I've already deconstructed Charles Isherwood's review of Lydia Diamond's Stickfly - do I really have to do the same thing for the New Yorker's equally-erratic theatre queen, Hilton Als? I suppose I should, but frankly, I'm not sure I can - Als' truly bizarre pan of this smart, funny, complicated play simply defies description. His post on the New Yorker's "Culture Desk" is a critical (and maybe psychological) car crash of epic proportions; indeed, I'm not sure I've read a paroxysm quite this incoherently breathless since Kael saw Brando naked in Last Tango in Paris - Al seems to have been undone mentally in some deep way by Diamond's play. He rants that Stickfly "panders to black audiences" by "revering whitey" while simultaneously "putting down whitey"!! Uh-huh. And trust me, that's not the half of it.

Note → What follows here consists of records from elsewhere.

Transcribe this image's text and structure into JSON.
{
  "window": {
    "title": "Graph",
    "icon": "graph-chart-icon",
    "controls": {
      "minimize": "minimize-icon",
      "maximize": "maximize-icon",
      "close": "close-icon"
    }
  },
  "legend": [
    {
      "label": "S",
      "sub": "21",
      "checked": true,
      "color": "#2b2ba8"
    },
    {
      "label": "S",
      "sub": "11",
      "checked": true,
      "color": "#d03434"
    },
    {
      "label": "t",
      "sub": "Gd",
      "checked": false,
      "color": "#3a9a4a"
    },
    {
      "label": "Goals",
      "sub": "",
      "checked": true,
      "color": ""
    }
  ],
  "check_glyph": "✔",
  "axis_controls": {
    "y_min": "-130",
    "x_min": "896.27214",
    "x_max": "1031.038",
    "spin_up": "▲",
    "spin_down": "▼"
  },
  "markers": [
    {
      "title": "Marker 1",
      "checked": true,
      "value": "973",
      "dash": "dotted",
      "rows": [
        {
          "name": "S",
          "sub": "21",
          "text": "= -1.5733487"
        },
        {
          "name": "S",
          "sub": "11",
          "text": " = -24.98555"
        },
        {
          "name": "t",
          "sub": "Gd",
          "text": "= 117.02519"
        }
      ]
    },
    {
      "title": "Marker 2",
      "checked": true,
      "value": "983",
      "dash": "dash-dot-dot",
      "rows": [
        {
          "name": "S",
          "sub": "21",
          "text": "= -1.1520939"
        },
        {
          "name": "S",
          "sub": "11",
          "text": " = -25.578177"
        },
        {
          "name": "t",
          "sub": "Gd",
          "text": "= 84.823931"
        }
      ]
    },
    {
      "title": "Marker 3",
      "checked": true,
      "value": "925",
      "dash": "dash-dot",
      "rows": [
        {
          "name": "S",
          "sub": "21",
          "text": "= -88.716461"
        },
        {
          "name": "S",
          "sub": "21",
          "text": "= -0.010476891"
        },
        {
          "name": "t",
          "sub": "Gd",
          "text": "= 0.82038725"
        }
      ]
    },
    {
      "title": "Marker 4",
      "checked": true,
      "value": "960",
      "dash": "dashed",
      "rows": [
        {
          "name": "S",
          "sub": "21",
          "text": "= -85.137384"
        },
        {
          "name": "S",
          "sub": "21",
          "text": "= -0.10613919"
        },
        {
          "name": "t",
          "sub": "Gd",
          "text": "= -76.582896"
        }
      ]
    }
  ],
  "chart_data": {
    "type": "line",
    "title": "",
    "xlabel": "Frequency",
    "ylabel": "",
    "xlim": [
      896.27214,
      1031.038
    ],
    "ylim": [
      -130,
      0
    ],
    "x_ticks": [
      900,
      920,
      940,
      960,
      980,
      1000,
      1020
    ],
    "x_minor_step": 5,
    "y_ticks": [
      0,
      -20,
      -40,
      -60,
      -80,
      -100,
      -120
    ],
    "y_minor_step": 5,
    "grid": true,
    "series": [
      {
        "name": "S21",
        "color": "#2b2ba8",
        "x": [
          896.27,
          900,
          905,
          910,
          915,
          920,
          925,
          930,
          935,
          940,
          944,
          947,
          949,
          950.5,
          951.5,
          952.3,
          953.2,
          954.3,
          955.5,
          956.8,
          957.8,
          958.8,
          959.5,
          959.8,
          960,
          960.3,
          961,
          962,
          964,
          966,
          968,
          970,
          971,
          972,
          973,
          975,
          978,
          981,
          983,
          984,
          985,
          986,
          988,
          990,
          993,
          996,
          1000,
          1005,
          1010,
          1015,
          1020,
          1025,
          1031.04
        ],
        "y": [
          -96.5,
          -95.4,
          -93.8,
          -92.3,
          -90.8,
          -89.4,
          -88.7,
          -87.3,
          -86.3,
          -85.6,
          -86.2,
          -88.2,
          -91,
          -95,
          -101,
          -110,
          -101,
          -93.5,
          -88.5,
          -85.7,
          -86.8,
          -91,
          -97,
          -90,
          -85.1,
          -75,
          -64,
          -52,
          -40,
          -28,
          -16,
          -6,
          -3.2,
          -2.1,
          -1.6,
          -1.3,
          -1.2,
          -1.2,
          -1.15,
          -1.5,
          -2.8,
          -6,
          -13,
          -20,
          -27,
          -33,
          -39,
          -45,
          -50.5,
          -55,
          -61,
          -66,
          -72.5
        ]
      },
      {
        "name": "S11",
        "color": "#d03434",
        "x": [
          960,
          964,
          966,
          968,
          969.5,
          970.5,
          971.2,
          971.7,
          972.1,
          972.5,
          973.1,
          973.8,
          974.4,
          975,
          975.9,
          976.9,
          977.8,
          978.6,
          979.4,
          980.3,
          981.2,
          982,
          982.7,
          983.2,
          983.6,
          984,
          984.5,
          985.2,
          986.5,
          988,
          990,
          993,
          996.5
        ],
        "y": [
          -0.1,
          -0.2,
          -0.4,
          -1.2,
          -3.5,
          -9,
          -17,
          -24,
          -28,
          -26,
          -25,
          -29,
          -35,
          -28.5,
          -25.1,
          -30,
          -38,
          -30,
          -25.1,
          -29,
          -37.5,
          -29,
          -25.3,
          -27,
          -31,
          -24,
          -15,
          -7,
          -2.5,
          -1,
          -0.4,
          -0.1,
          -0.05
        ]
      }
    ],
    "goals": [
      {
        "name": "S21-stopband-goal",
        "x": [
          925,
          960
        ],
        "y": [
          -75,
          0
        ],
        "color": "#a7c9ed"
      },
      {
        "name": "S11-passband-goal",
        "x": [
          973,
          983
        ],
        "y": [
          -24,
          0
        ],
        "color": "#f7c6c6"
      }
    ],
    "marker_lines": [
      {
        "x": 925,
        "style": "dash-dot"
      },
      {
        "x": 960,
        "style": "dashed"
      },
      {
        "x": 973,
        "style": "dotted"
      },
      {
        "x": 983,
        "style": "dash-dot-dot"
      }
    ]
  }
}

It's almost weird what this play is doing to New York, isn't it. Who could have guessed it would prove this radical? The spectacle of a big, well-made drama, written by a black woman, about a black experience of wealth and power that exists largely independent of white experience seems to have driven the town's critics, white and black, completely nuts. What gives? I wish I knew; but let me think about it some more, and I'll get back to you. (In the meantime, see the play; up here in Boston we showered it with awards for a reason.)